A blood film or smear is collected by spreading a thin drop of blood on a microscope slide. This type of sample is needed for a manual differential (Diff), which checks the number, type, and characteristics of blood cells. A manual differential can be used to confirm abnormal test results that are obtained from a manual-generated differential or platelet count. Two blood smears are obtained for testing.

There are only a few types of tests that require the evaluation of a blood smear from a drop of blood from a fingertip. Leukocyte alkaline phosphatase (LAP) stain is a test that requires blood smear samples from four extremities. Most often the phlebotomist prefers to obtain these samples by skin puncture collection.

Health Healthcare Nursing

Sometimes a phlebotomist must perform and collect several types of skin puncture specimens. When this occurs it is best to collect blood smears first. This helps to keep the platelets from clumping. Here are a few important steps to remember when preparing a blood smear from a capillary puncture.

1. Perform the capillary puncture on a finger or heel. 2. Wipe away the first blood drop. This is important to remove excess tissue fluid and residue that could alter or distort the cell morphology. 3. Touch a slide to the next blood drop that is ideally 1 to 2 mm in diameter and about ½ an inch to 1 inch from the end of the slide. 4. Hold a second slide, called the spreader slide at 30 degree angle and place this slide in front of the slide with the blood drop on it. Tip the spreader slide so that the blood can smear approximately ¾ of the remaining area of the slide. 5. Pull the spreader slide back to the blood drop and allow the blood to spread along the width of the slide. 6. Push the spreader slide in one smooth motion away from the drop and along the entire length of the blood drop slide.

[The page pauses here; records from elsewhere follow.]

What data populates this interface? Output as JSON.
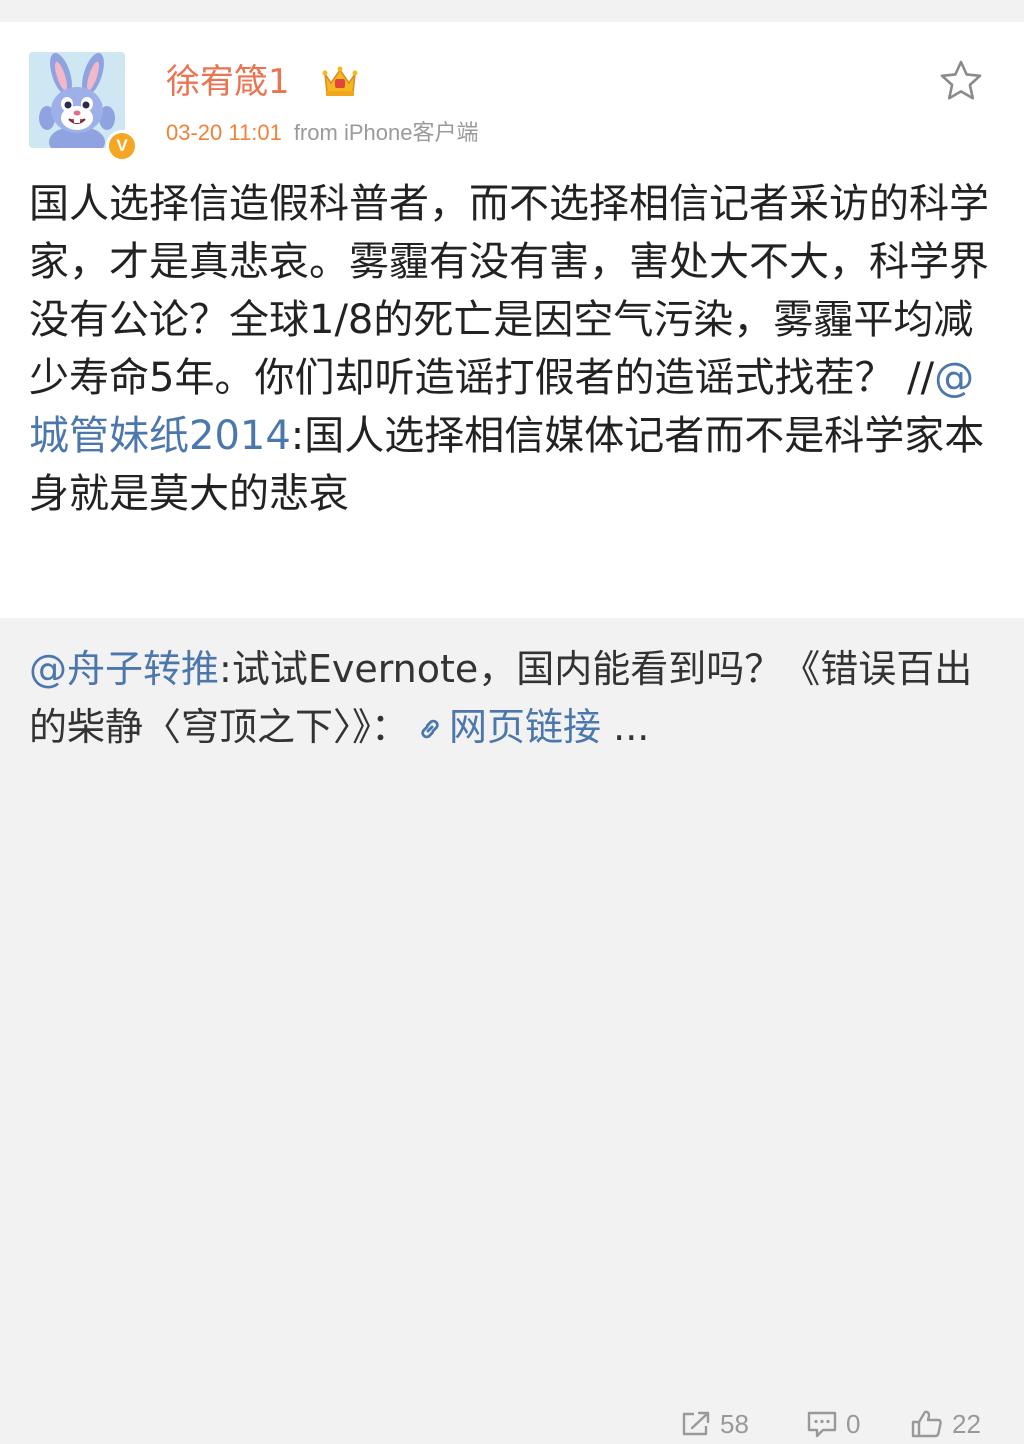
{
  "post": {
    "username": "徐宥箴1",
    "time": "03-20 11:01",
    "from_label": "from",
    "client": "iPhone客户端",
    "verified_badge": "V",
    "text_before_mention": "国人选择信造假科普者，而不选择相信记者采访的科学家，才是真悲哀。雾霾有没有害，害处大不大，科学界没有公论？全球1/8的死亡是因空气污染，雾霾平均减少寿命5年。你们却听造谣打假者的造谣式找茬？ //",
    "mention": "@城管妹纸2014",
    "text_after_mention": ":国人选择相信媒体记者而不是科学家本身就是莫大的悲哀"
  },
  "repost": {
    "mention": "@舟子转推",
    "text": ":试试Evernote，国内能看到吗？《错误百出的柴静〈穹顶之下〉》：",
    "link_label": "网页链接",
    "ellipsis": " ..."
  },
  "actions": {
    "repost_count": "58",
    "comment_count": "0",
    "like_count": "22"
  },
  "icons": {
    "avatar": "cartoon-rabbit-avatar",
    "badge": "verified-badge",
    "crown": "vip-crown-icon",
    "star": "star-icon",
    "link": "link-icon",
    "repost": "repost-icon",
    "comment": "comment-icon",
    "like": "thumbs-up-icon"
  },
  "colors": {
    "username": "#eb7350",
    "time": "#f0833a",
    "link": "#4b77ac",
    "badge": "#f5a623",
    "muted": "#999999"
  }
}
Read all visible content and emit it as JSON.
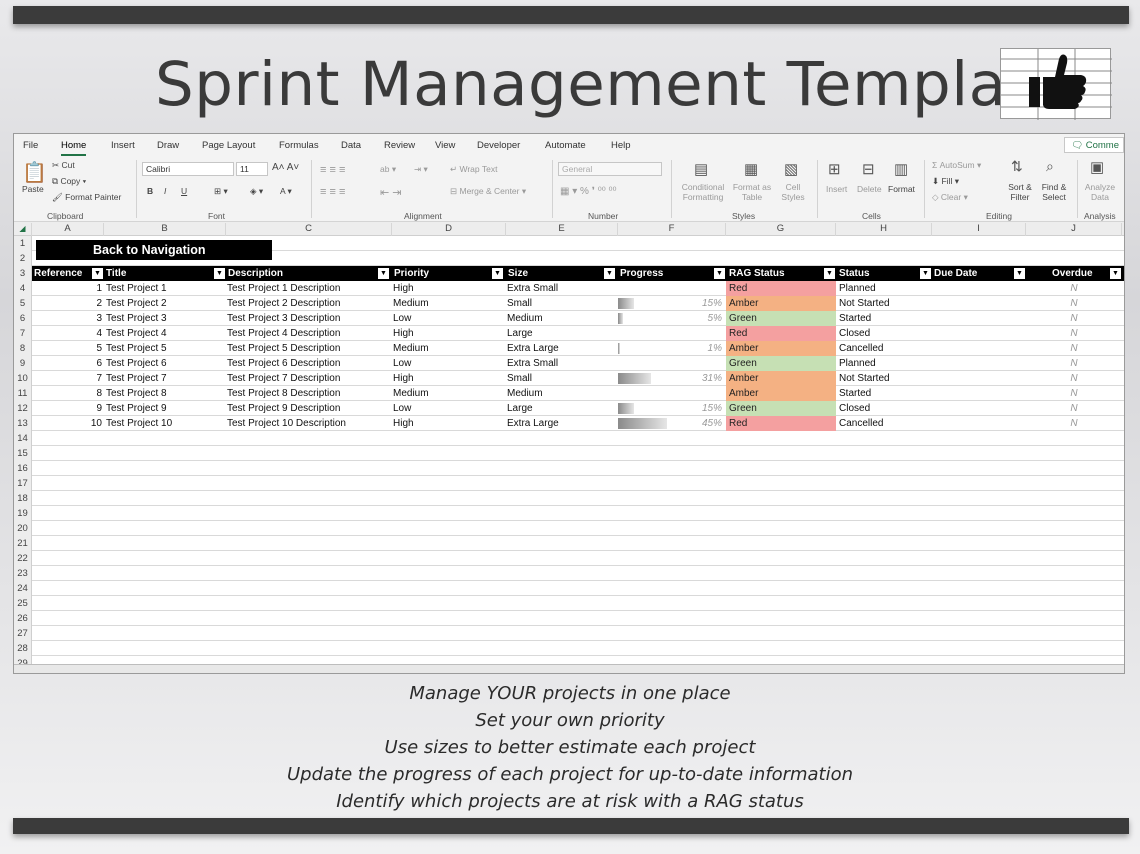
{
  "title": "Sprint Management Template",
  "menu": {
    "tabs": [
      "File",
      "Home",
      "Insert",
      "Draw",
      "Page Layout",
      "Formulas",
      "Data",
      "Review",
      "View",
      "Developer",
      "Automate",
      "Help"
    ],
    "active_tab": "Home",
    "comments_label": "Comme"
  },
  "ribbon": {
    "clipboard": {
      "paste": "Paste",
      "cut": "Cut",
      "copy": "Copy",
      "format_painter": "Format Painter",
      "label": "Clipboard"
    },
    "font": {
      "name": "Calibri",
      "size": "11",
      "label": "Font"
    },
    "alignment": {
      "wrap_text": "Wrap Text",
      "merge_center": "Merge & Center",
      "label": "Alignment"
    },
    "number": {
      "format": "General",
      "label": "Number"
    },
    "styles": {
      "conditional": "Conditional Formatting",
      "format_table": "Format as Table",
      "cell_styles": "Cell Styles",
      "label": "Styles"
    },
    "cells": {
      "insert": "Insert",
      "delete": "Delete",
      "format": "Format",
      "label": "Cells"
    },
    "editing": {
      "autosum": "AutoSum",
      "fill": "Fill",
      "clear": "Clear",
      "sort_filter": "Sort & Filter",
      "find_select": "Find & Select",
      "label": "Editing"
    },
    "analysis": {
      "analyze": "Analyze Data",
      "label": "Analysis"
    }
  },
  "columns": [
    "A",
    "B",
    "C",
    "D",
    "E",
    "F",
    "G",
    "H",
    "I",
    "J"
  ],
  "rows": [
    "1",
    "2",
    "3",
    "4",
    "5",
    "6",
    "7",
    "8",
    "9",
    "10",
    "11",
    "12",
    "13",
    "14",
    "15",
    "16",
    "17",
    "18",
    "19",
    "20",
    "21",
    "22",
    "23",
    "24",
    "25",
    "26",
    "27",
    "28",
    "29"
  ],
  "back_button": "Back to Navigation",
  "table_headers": [
    "Reference",
    "Title",
    "Description",
    "Priority",
    "Size",
    "Progress",
    "RAG Status",
    "Status",
    "Due Date",
    "Overdue"
  ],
  "rag_colors": {
    "Red": "#f4a0a0",
    "Amber": "#f4b183",
    "Green": "#c6e0b4"
  },
  "table_rows": [
    {
      "ref": "1",
      "title": "Test Project 1",
      "desc": "Test Project 1 Description",
      "priority": "High",
      "size": "Extra Small",
      "progress": 0,
      "progress_label": "",
      "rag": "Red",
      "status": "Planned",
      "overdue": "N"
    },
    {
      "ref": "2",
      "title": "Test Project 2",
      "desc": "Test Project 2 Description",
      "priority": "Medium",
      "size": "Small",
      "progress": 15,
      "progress_label": "15%",
      "rag": "Amber",
      "status": "Not Started",
      "overdue": "N"
    },
    {
      "ref": "3",
      "title": "Test Project 3",
      "desc": "Test Project 3 Description",
      "priority": "Low",
      "size": "Medium",
      "progress": 5,
      "progress_label": "5%",
      "rag": "Green",
      "status": "Started",
      "overdue": "N"
    },
    {
      "ref": "4",
      "title": "Test Project 4",
      "desc": "Test Project 4 Description",
      "priority": "High",
      "size": "Large",
      "progress": 0,
      "progress_label": "",
      "rag": "Red",
      "status": "Closed",
      "overdue": "N"
    },
    {
      "ref": "5",
      "title": "Test Project 5",
      "desc": "Test Project 5 Description",
      "priority": "Medium",
      "size": "Extra Large",
      "progress": 1,
      "progress_label": "1%",
      "rag": "Amber",
      "status": "Cancelled",
      "overdue": "N"
    },
    {
      "ref": "6",
      "title": "Test Project 6",
      "desc": "Test Project 6 Description",
      "priority": "Low",
      "size": "Extra Small",
      "progress": 0,
      "progress_label": "",
      "rag": "Green",
      "status": "Planned",
      "overdue": "N"
    },
    {
      "ref": "7",
      "title": "Test Project 7",
      "desc": "Test Project 7 Description",
      "priority": "High",
      "size": "Small",
      "progress": 31,
      "progress_label": "31%",
      "rag": "Amber",
      "status": "Not Started",
      "overdue": "N"
    },
    {
      "ref": "8",
      "title": "Test Project 8",
      "desc": "Test Project 8 Description",
      "priority": "Medium",
      "size": "Medium",
      "progress": 0,
      "progress_label": "",
      "rag": "Amber",
      "status": "Started",
      "overdue": "N"
    },
    {
      "ref": "9",
      "title": "Test Project 9",
      "desc": "Test Project 9 Description",
      "priority": "Low",
      "size": "Large",
      "progress": 15,
      "progress_label": "15%",
      "rag": "Green",
      "status": "Closed",
      "overdue": "N"
    },
    {
      "ref": "10",
      "title": "Test Project 10",
      "desc": "Test Project 10 Description",
      "priority": "High",
      "size": "Extra Large",
      "progress": 45,
      "progress_label": "45%",
      "rag": "Red",
      "status": "Cancelled",
      "overdue": "N"
    }
  ],
  "captions": [
    "Manage YOUR projects in one place",
    "Set your own priority",
    "Use sizes to better estimate each project",
    "Update the progress of each project for up-to-date information",
    "Identify which projects are at risk with a RAG status"
  ]
}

These six steps will take some practice to master. A competent phlebotomist should be able to acquire a blood smear without having to push down on the spreader slide thereby creating lines and ridges in the blood film.